One chap that I really wanted to meet was Gordon Clephane. Gordon was one of the early microlighters in the UK and he actually built a Weedhopper here at Popham in 1980. Renting a workshop without power or water at the airfield for £1 a week, Gordon built the aircraft and then proceeded to teach himself to fly with the flying manual strapped to his knee. Luckily, and maybe surprisingly, such aviators are around to tell us their story. He was around when several aviators including Gerry Breen, Steve Hunt and Pete Lovegrove met up and decided to form the BMAA – the British Minimum Aircraft Association as it was then known.
Gordon is now looking for some other aircraft to fly as his Weedhopper is now a permanent fixture in his shed. Suggestions welcome!
The current BMAA’s tent was very busy all weekend with people enjoying the flex-wing simulator challenge that they had set up inside. There was also a steady stream of potential members with several actually signing up and lots more showing an interest in learning to fly microlights.
Great to see a few members of the Fly2Pole, Flying for Freedom team visiting
the BMAA tent too. The BMAA are their newest sponsor of the group who are teaching injured ex-servicemen and women to fly microlights and are also aiming to fly several PulsRs to the South Pole – see Episode 63.
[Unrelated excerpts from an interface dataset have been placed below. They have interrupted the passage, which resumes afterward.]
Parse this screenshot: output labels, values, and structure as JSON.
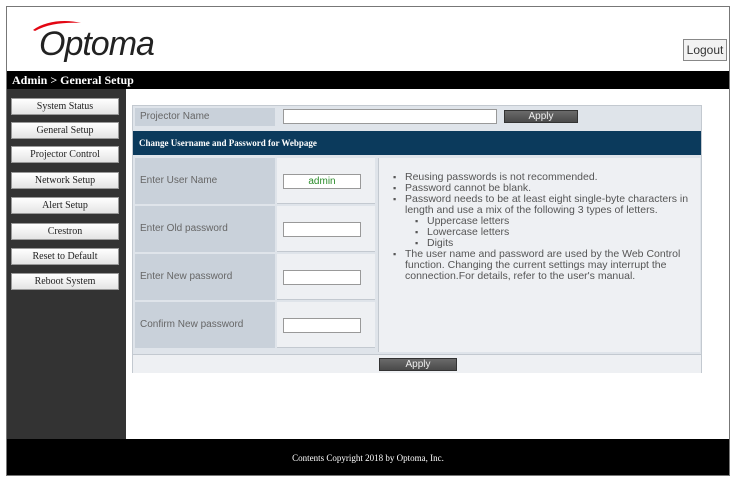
{
  "header": {
    "logo_text": "Optoma",
    "logout_label": "Logout",
    "breadcrumb": "Admin > General Setup",
    "brand_color": "#e30613"
  },
  "sidebar": {
    "items": [
      {
        "label": "System Status"
      },
      {
        "label": "General Setup"
      },
      {
        "label": "Projector Control"
      },
      {
        "label": "Network Setup"
      },
      {
        "label": "Alert Setup"
      },
      {
        "label": "Crestron"
      },
      {
        "label": "Reset to Default"
      },
      {
        "label": "Reboot System"
      }
    ]
  },
  "projector_name": {
    "label": "Projector Name",
    "value": "",
    "apply_label": "Apply"
  },
  "section": {
    "title": "Change Username and Password for Webpage"
  },
  "form": {
    "username_label": "Enter User Name",
    "username_value": "admin",
    "old_password_label": "Enter Old password",
    "new_password_label": "Enter New password",
    "confirm_password_label": "Confirm New password"
  },
  "info": {
    "items": [
      "Reusing passwords is not recommended.",
      "Password cannot be blank.",
      "Password needs to be at least eight single-byte characters in length and use a mix of the following 3 types of letters.",
      "Uppercase letters",
      "Lowercase letters",
      "Digits",
      "The user name and password are used by the Web Control function. Changing the current settings may interrupt the connection.For details, refer to the user's manual."
    ]
  },
  "apply_bottom_label": "Apply",
  "footer": {
    "copyright": "Contents Copyright 2018 by Optoma, Inc."
  }
}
Cpl. Alan Robinson, the first qualified pilot of the group, John Laity, the projects joint founder and Dave Sykes were all at Popham.